__YOUR TASK__
The reply should give back every entry exactly as written.

Dataset rows for apps and sites
================================

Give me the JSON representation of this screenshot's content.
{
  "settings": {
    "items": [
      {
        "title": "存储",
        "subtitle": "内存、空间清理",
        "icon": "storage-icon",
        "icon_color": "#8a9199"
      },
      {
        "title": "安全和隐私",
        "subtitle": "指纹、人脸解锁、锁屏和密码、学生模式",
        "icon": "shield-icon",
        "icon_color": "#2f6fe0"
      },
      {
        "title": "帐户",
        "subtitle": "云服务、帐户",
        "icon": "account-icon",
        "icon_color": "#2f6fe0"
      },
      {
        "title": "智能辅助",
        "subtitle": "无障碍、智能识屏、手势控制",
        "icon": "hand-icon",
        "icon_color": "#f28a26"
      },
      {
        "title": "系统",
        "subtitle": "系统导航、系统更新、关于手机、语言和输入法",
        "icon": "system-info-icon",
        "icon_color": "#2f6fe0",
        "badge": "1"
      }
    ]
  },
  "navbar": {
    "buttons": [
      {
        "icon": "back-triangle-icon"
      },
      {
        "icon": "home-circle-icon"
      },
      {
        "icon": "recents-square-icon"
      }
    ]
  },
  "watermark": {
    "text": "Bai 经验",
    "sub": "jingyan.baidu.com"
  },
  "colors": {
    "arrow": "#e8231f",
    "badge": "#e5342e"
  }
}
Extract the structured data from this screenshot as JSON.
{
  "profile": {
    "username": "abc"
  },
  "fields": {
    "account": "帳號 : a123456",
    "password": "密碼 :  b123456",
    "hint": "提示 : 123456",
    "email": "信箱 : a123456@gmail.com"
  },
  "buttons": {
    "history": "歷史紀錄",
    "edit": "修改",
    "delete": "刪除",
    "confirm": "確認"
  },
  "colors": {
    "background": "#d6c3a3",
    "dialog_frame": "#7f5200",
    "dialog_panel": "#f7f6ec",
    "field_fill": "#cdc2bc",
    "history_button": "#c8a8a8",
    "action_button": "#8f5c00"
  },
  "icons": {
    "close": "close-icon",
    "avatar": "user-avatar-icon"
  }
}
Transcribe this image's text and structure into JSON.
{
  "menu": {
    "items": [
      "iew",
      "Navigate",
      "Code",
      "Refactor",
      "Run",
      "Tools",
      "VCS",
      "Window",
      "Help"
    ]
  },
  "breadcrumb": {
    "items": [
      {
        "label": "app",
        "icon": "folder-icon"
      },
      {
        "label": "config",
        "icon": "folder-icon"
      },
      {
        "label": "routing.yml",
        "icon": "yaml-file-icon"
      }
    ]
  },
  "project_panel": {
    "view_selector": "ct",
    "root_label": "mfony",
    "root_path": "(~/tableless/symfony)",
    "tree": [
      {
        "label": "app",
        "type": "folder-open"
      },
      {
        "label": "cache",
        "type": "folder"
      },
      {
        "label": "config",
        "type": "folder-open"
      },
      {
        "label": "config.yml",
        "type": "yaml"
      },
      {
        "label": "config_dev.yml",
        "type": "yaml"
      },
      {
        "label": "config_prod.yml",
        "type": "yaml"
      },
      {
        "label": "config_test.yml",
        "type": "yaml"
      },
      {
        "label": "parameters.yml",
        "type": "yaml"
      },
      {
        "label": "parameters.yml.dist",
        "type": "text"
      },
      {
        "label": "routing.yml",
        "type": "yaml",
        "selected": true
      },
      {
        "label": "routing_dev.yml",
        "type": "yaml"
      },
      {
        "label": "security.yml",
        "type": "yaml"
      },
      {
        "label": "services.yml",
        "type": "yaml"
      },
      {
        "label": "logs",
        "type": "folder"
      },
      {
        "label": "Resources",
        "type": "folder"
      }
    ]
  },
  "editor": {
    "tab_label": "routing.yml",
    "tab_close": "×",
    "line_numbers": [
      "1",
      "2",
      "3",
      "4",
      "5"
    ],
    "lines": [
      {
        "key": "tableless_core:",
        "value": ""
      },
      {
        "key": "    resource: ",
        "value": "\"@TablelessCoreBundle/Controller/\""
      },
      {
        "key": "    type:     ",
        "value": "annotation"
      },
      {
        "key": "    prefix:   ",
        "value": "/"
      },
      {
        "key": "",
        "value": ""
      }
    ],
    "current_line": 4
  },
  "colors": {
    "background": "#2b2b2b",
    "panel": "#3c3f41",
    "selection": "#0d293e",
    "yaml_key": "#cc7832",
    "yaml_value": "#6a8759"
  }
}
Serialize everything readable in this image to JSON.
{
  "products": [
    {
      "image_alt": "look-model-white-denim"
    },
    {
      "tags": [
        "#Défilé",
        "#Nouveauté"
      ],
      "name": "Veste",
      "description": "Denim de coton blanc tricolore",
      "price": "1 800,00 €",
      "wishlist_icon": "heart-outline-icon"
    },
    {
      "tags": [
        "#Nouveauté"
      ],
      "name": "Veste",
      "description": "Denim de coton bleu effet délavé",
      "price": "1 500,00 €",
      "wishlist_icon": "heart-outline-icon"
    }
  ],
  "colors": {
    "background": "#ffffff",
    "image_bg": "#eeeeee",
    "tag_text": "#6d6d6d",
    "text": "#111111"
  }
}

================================

__COMPLETED TASK__
Give me the JSON representation of this screenshot's content.
{
  "settings": {
    "items": [
      {
        "title": "存储",
        "subtitle": "内存、空间清理",
        "icon": "storage-icon",
        "icon_color": "#8a9199"
      },
      {
        "title": "安全和隐私",
        "subtitle": "指纹、人脸解锁、锁屏和密码、学生模式",
        "icon": "shield-icon",
        "icon_color": "#2f6fe0"
      },
      {
        "title": "帐户",
        "subtitle": "云服务、帐户",
        "icon": "account-icon",
        "icon_color": "#2f6fe0"
      },
      {
        "title": "智能辅助",
        "subtitle": "无障碍、智能识屏、手势控制",
        "icon": "hand-icon",
        "icon_color": "#f28a26"
      },
      {
        "title": "系统",
        "subtitle": "系统导航、系统更新、关于手机、语言和输入法",
        "icon": "system-info-icon",
        "icon_color": "#2f6fe0",
        "badge": "1"
      }
    ]
  },
  "navbar": {
    "buttons": [
      {
        "icon": "back-triangle-icon"
      },
      {
        "icon": "home-circle-icon"
      },
      {
        "icon": "recents-square-icon"
      }
    ]
  },
  "watermark": {
    "text": "Bai 经验",
    "sub": "jingyan.baidu.com"
  },
  "colors": {
    "arrow": "#e8231f",
    "badge": "#e5342e"
  }
}
Extract the structured data from this screenshot as JSON.
{
  "profile": {
    "username": "abc"
  },
  "fields": {
    "account": "帳號 : a123456",
    "password": "密碼 :  b123456",
    "hint": "提示 : 123456",
    "email": "信箱 : a123456@gmail.com"
  },
  "buttons": {
    "history": "歷史紀錄",
    "edit": "修改",
    "delete": "刪除",
    "confirm": "確認"
  },
  "colors": {
    "background": "#d6c3a3",
    "dialog_frame": "#7f5200",
    "dialog_panel": "#f7f6ec",
    "field_fill": "#cdc2bc",
    "history_button": "#c8a8a8",
    "action_button": "#8f5c00"
  },
  "icons": {
    "close": "close-icon",
    "avatar": "user-avatar-icon"
  }
}
Transcribe this image's text and structure into JSON.
{
  "menu": {
    "items": [
      "iew",
      "Navigate",
      "Code",
      "Refactor",
      "Run",
      "Tools",
      "VCS",
      "Window",
      "Help"
    ]
  },
  "breadcrumb": {
    "items": [
      {
        "label": "app",
        "icon": "folder-icon"
      },
      {
        "label": "config",
        "icon": "folder-icon"
      },
      {
        "label": "routing.yml",
        "icon": "yaml-file-icon"
      }
    ]
  },
  "project_panel": {
    "view_selector": "ct",
    "root_label": "mfony",
    "root_path": "(~/tableless/symfony)",
    "tree": [
      {
        "label": "app",
        "type": "folder-open"
      },
      {
        "label": "cache",
        "type": "folder"
      },
      {
        "label": "config",
        "type": "folder-open"
      },
      {
        "label": "config.yml",
        "type": "yaml"
      },
      {
        "label": "config_dev.yml",
        "type": "yaml"
      },
      {
        "label": "config_prod.yml",
        "type": "yaml"
      },
      {
        "label": "config_test.yml",
        "type": "yaml"
      },
      {
        "label": "parameters.yml",
        "type": "yaml"
      },
      {
        "label": "parameters.yml.dist",
        "type": "text"
      },
      {
        "label": "routing.yml",
        "type": "yaml",
        "selected": true
      },
      {
        "label": "routing_dev.yml",
        "type": "yaml"
      },
      {
        "label": "security.yml",
        "type": "yaml"
      },
      {
        "label": "services.yml",
        "type": "yaml"
      },
      {
        "label": "logs",
        "type": "folder"
      },
      {
        "label": "Resources",
        "type": "folder"
      }
    ]
  },
  "editor": {
    "tab_label": "routing.yml",
    "tab_close": "×",
    "line_numbers": [
      "1",
      "2",
      "3",
      "4",
      "5"
    ],
    "lines": [
      {
        "key": "tableless_core:",
        "value": ""
      },
      {
        "key": "    resource: ",
        "value": "\"@TablelessCoreBundle/Controller/\""
      },
      {
        "key": "    type:     ",
        "value": "annotation"
      },
      {
        "key": "    prefix:   ",
        "value": "/"
      },
      {
        "key": "",
        "value": ""
      }
    ],
    "current_line": 4
  },
  "colors": {
    "background": "#2b2b2b",
    "panel": "#3c3f41",
    "selection": "#0d293e",
    "yaml_key": "#cc7832",
    "yaml_value": "#6a8759"
  }
}
Serialize everything readable in this image to JSON.
{
  "products": [
    {
      "image_alt": "look-model-white-denim"
    },
    {
      "tags": [
        "#Défilé",
        "#Nouveauté"
      ],
      "name": "Veste",
      "description": "Denim de coton blanc tricolore",
      "price": "1 800,00 €",
      "wishlist_icon": "heart-outline-icon"
    },
    {
      "tags": [
        "#Nouveauté"
      ],
      "name": "Veste",
      "description": "Denim de coton bleu effet délavé",
      "price": "1 500,00 €",
      "wishlist_icon": "heart-outline-icon"
    }
  ],
  "colors": {
    "background": "#ffffff",
    "image_bg": "#eeeeee",
    "tag_text": "#6d6d6d",
    "text": "#111111"
  }
}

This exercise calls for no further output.